Work item » Copy out, from the data, each line containing the string "title".

────────────────

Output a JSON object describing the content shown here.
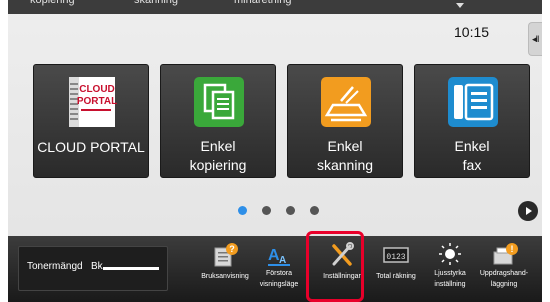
{
  "top_tabs": [
    "kopiering",
    "skanning",
    "minaretning"
  ],
  "clock": "10:15",
  "edge_tab_glyph": "◂II",
  "tiles": [
    {
      "label_lines": [
        "CLOUD PORTAL"
      ],
      "icon": "cloud-portal-icon",
      "logo_text": "CLOUD PORTAL",
      "color": "#c8102e"
    },
    {
      "label_lines": [
        "Enkel",
        "kopiering"
      ],
      "icon": "copy-icon",
      "color": "#3aa83a"
    },
    {
      "label_lines": [
        "Enkel",
        "skanning"
      ],
      "icon": "scan-icon",
      "color": "#f29c1f"
    },
    {
      "label_lines": [
        "Enkel",
        "fax"
      ],
      "icon": "fax-icon",
      "color": "#1e8ccf"
    }
  ],
  "pager": {
    "pages": 4,
    "current": 1
  },
  "toner": {
    "label": "Tonermängd",
    "color": "Bk",
    "level": 1.0
  },
  "quick_buttons": [
    {
      "label_lines": [
        "Bruksanvisning"
      ],
      "icon": "manual-icon"
    },
    {
      "label_lines": [
        "Förstora",
        "visningsläge"
      ],
      "icon": "enlarge-display-icon"
    },
    {
      "label_lines": [
        "Inställningar"
      ],
      "icon": "settings-icon"
    },
    {
      "label_lines": [
        "Total räkning"
      ],
      "icon": "counter-icon"
    },
    {
      "label_lines": [
        "Ljusstyrka",
        "inställning"
      ],
      "icon": "brightness-icon"
    },
    {
      "label_lines": [
        "Uppdragshand-",
        "läggning"
      ],
      "icon": "job-status-icon"
    }
  ],
  "colors": {
    "highlight": "#e8002a",
    "pager_active": "#2e8fe8"
  }
}
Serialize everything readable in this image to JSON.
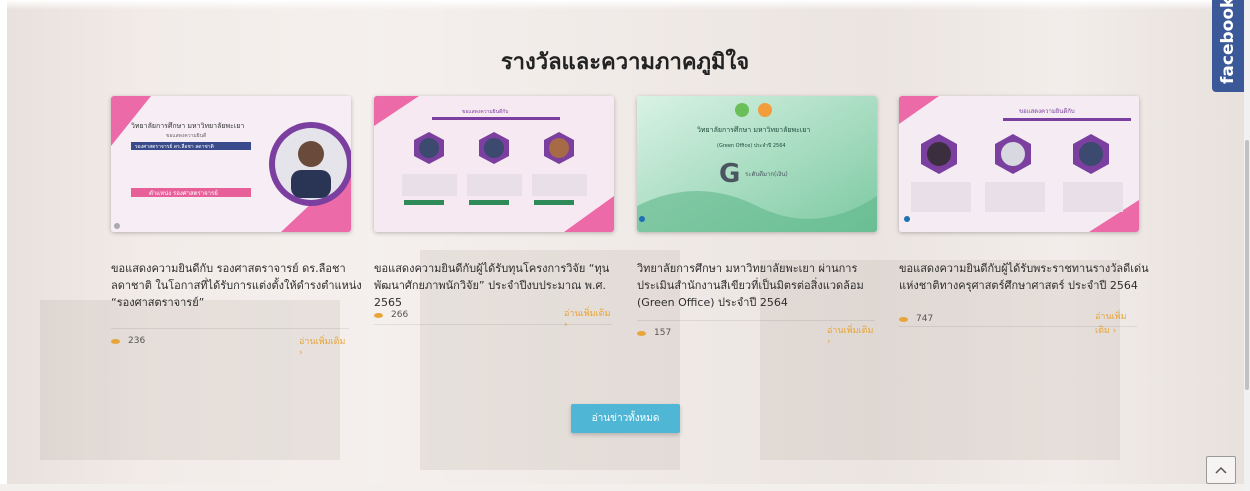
{
  "section": {
    "title": "รางวัลและความภาคภูมิใจ"
  },
  "cards": [
    {
      "caption": "ขอแสดงความยินดีกับ รองศาสตราจารย์ ดร.ลือชา ลดาชาติ ในโอกาสที่ได้รับการแต่งตั้งให้ดำรงตำแหน่ง “รองศาสตราจารย์”",
      "views": "236",
      "more": "อ่านเพิ่มเติม",
      "thumb_texts": [
        "วิทยาลัยการศึกษา มหาวิทยาลัยพะเยา",
        "ขอแสดงความยินดี",
        "รองศาสตราจารย์ ดร.ลือชา ลดาชาติ",
        "ตำแหน่ง รองศาสตราจารย์"
      ]
    },
    {
      "caption": "ขอแสดงความยินดีกับผู้ได้รับทุนโครงการวิจัย “ทุนพัฒนาศักยภาพนักวิจัย” ประจำปีงบประมาณ พ.ศ. 2565",
      "views": "266",
      "more": "อ่านเพิ่มเติม",
      "thumb_texts": [
        "ขอแสดงความยินดีกับ"
      ]
    },
    {
      "caption": "วิทยาลัยการศึกษา มหาวิทยาลัยพะเยา ผ่านการประเมินสำนักงานสีเขียวที่เป็นมิตรต่อสิ่งแวดล้อม (Green Office) ประจำปี 2564",
      "views": "157",
      "more": "อ่านเพิ่มเติม",
      "thumb_texts": [
        "วิทยาลัยการศึกษา มหาวิทยาลัยพะเยา",
        "(Green Office) ประจำปี 2564",
        "G",
        "ระดับดีมาก(เงิน)"
      ]
    },
    {
      "caption": "ขอแสดงความยินดีกับผู้ได้รับพระราชทานรางวัลดีเด่นแห่งชาติทางครุศาสตร์ศึกษาศาสตร์ ประจำปี 2564",
      "views": "747",
      "more": "อ่านเพิ่มเติม",
      "thumb_texts": [
        "ขอแสดงความยินดีกับ"
      ]
    }
  ],
  "read_all_label": "อ่านข่าวทั้งหมด",
  "facebook_label": "facebook",
  "colors": {
    "accent": "#e8a53b",
    "button": "#4fb6d6",
    "facebook": "#3b5998",
    "pink": "#e4508f"
  },
  "icons": {
    "views": "eye-icon",
    "more": "chevron-right-icon",
    "to_top": "chevron-up-icon"
  }
}
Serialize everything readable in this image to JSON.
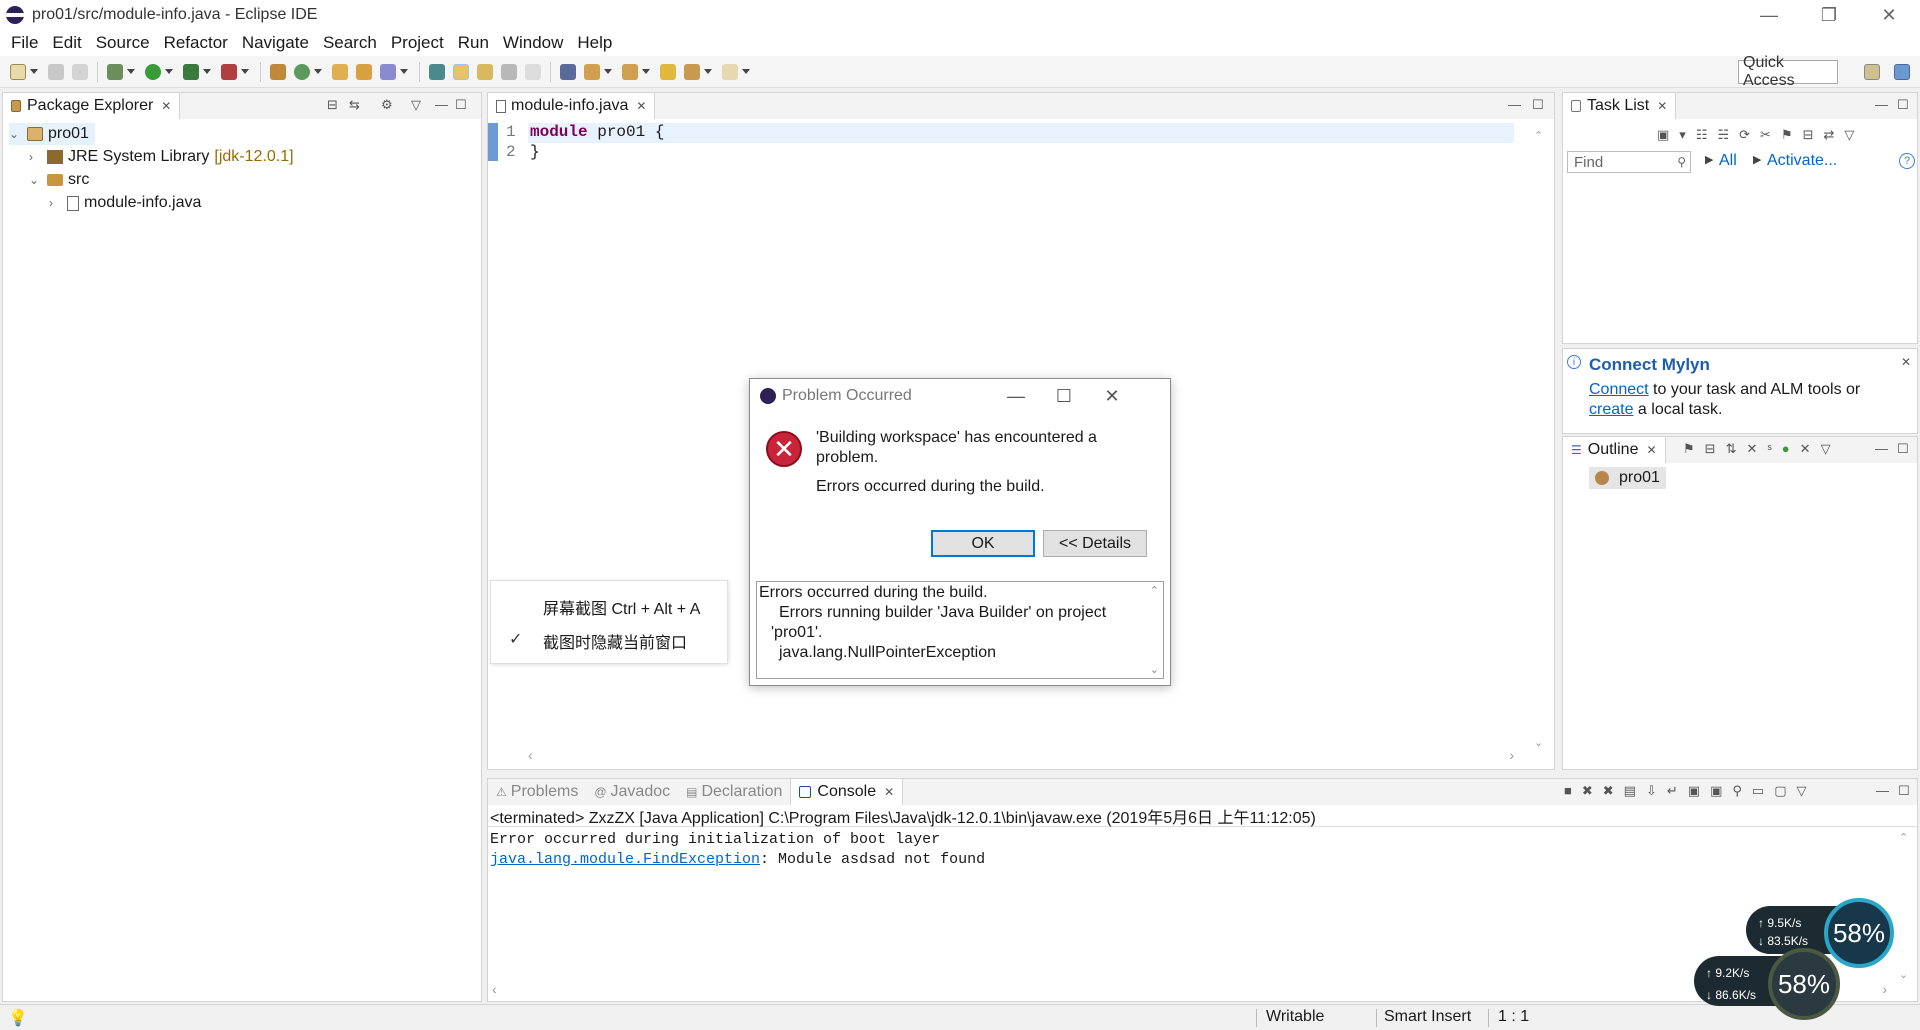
{
  "window": {
    "title": "pro01/src/module-info.java - Eclipse IDE",
    "minimize": "—",
    "restore": "❐",
    "close": "✕"
  },
  "menu": [
    "File",
    "Edit",
    "Source",
    "Refactor",
    "Navigate",
    "Search",
    "Project",
    "Run",
    "Window",
    "Help"
  ],
  "toolbar": {
    "quick_access": "Quick Access"
  },
  "package_explorer": {
    "tab_label": "Package Explorer",
    "tree": {
      "project": "pro01",
      "jre": "JRE System Library",
      "jre_version": "[jdk-12.0.1]",
      "src": "src",
      "file": "module-info.java"
    }
  },
  "editor": {
    "tab_label": "module-info.java",
    "lines": [
      {
        "num": "1",
        "keyword": "module",
        "rest": " pro01 {"
      },
      {
        "num": "2",
        "keyword": "",
        "rest": "}"
      }
    ]
  },
  "task_list": {
    "tab_label": "Task List",
    "find_placeholder": "Find",
    "all_label": "All",
    "activate_label": "Activate..."
  },
  "mylyn": {
    "title": "Connect Mylyn",
    "connect_link": "Connect",
    "text1": " to your task and ALM tools or",
    "create_link": "create",
    "text2": " a local task."
  },
  "outline": {
    "tab_label": "Outline",
    "item": "pro01"
  },
  "console_view": {
    "tabs": [
      "Problems",
      "Javadoc",
      "Declaration",
      "Console"
    ],
    "header": "<terminated> ZxzZX [Java Application] C:\\Program Files\\Java\\jdk-12.0.1\\bin\\javaw.exe (2019年5月6日 上午11:12:05)",
    "line1": "Error occurred during initialization of boot layer",
    "link": "java.lang.module.FindException",
    "line2_rest": ": Module asdsad not found"
  },
  "status_bar": {
    "writable": "Writable",
    "insert_mode": "Smart Insert",
    "position": "1 : 1"
  },
  "context_menu": {
    "item1": "屏幕截图 Ctrl + Alt + A",
    "item2": "截图时隐藏当前窗口"
  },
  "dialog": {
    "title": "Problem Occurred",
    "message1": "'Building workspace' has encountered a",
    "message2": "problem.",
    "message3": "Errors occurred during the build.",
    "ok": "OK",
    "details": "<< Details",
    "details_lines": [
      "Errors occurred during the build.",
      "Errors running builder 'Java Builder' on project",
      "'pro01'.",
      "java.lang.NullPointerException"
    ]
  },
  "network_widget": {
    "up1": "9.5K/s",
    "down1": "83.5K/s",
    "pct1": "58%",
    "up2": "9.2K/s",
    "down2": "86.6K/s",
    "pct2": "58%"
  },
  "colors": {
    "link": "#0066cc",
    "keyword": "#7f0055",
    "error_red": "#c8243a",
    "widget_ring": "#2ba6c9"
  }
}
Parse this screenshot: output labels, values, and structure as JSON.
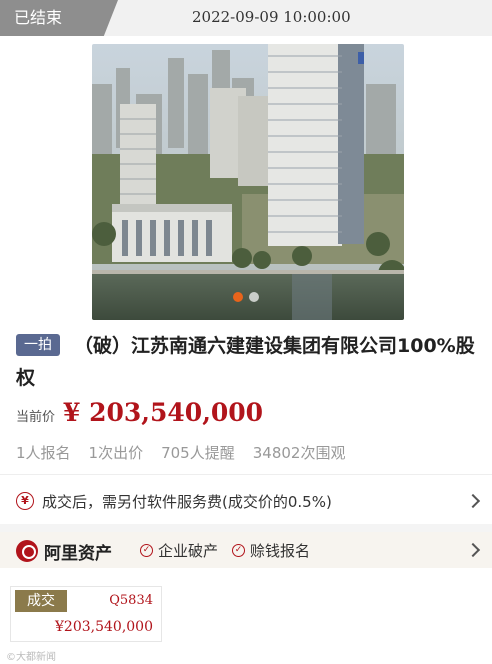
{
  "status": {
    "ended_label": "已结束",
    "end_time": "2022-09-09 10:00:00"
  },
  "carousel": {
    "total": 2,
    "active": 1
  },
  "listing": {
    "round_badge": "一拍",
    "title": "（破）江苏南通六建建设集团有限公司100%股权",
    "price_label": "当前价",
    "price": "¥ 203,540,000"
  },
  "stats": [
    "1人报名",
    "1次出价",
    "705人提醒",
    "34802次围观"
  ],
  "fee_notice": "成交后，需另付软件服务费(成交价的0.5%)",
  "platform": {
    "name": "阿里资产",
    "tags": [
      "企业破产",
      "赊钱报名"
    ]
  },
  "deal_card": {
    "tag": "成交",
    "code": "Q5834",
    "price": "¥203,540,000"
  },
  "watermark": "©大都新闻",
  "colors": {
    "accent_red": "#b1141b",
    "badge_blue": "#5a6991",
    "deal_gold": "#8b7a4b"
  }
}
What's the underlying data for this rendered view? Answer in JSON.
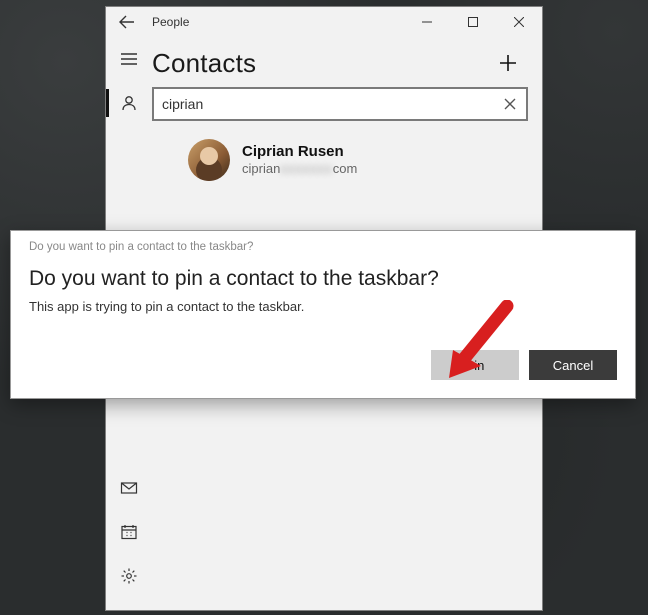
{
  "window": {
    "title": "People"
  },
  "header": {
    "title": "Contacts"
  },
  "search": {
    "value": "ciprian"
  },
  "result": {
    "name": "Ciprian Rusen",
    "email_prefix": "ciprian",
    "email_blur": "xxxxxxx",
    "email_suffix": "com"
  },
  "dialog": {
    "caption": "Do you want to pin a contact to the taskbar?",
    "title": "Do you want to pin a contact to the taskbar?",
    "body": "This app is trying to pin a contact to the taskbar.",
    "pin_label": "Pin",
    "cancel_label": "Cancel"
  },
  "icons": {
    "hamburger": "hamburger-icon",
    "contacts": "person-icon",
    "mail": "mail-icon",
    "calendar": "calendar-icon",
    "settings": "gear-icon"
  }
}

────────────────

Answer to this task »
    "title": "รางวัลและความภาคภูมิใจ"
    "title": "pro01/src/module-info.java - Eclipse IDE",
    "title": "Connect Mylyn",
    "title": "Problem Occurred",
    "title": "（破）江苏南通六建建设集团有限公司100%股权",
    "title": "People"
    "title": "Contacts"
    "title": "Do you want to pin a contact to the taskbar?",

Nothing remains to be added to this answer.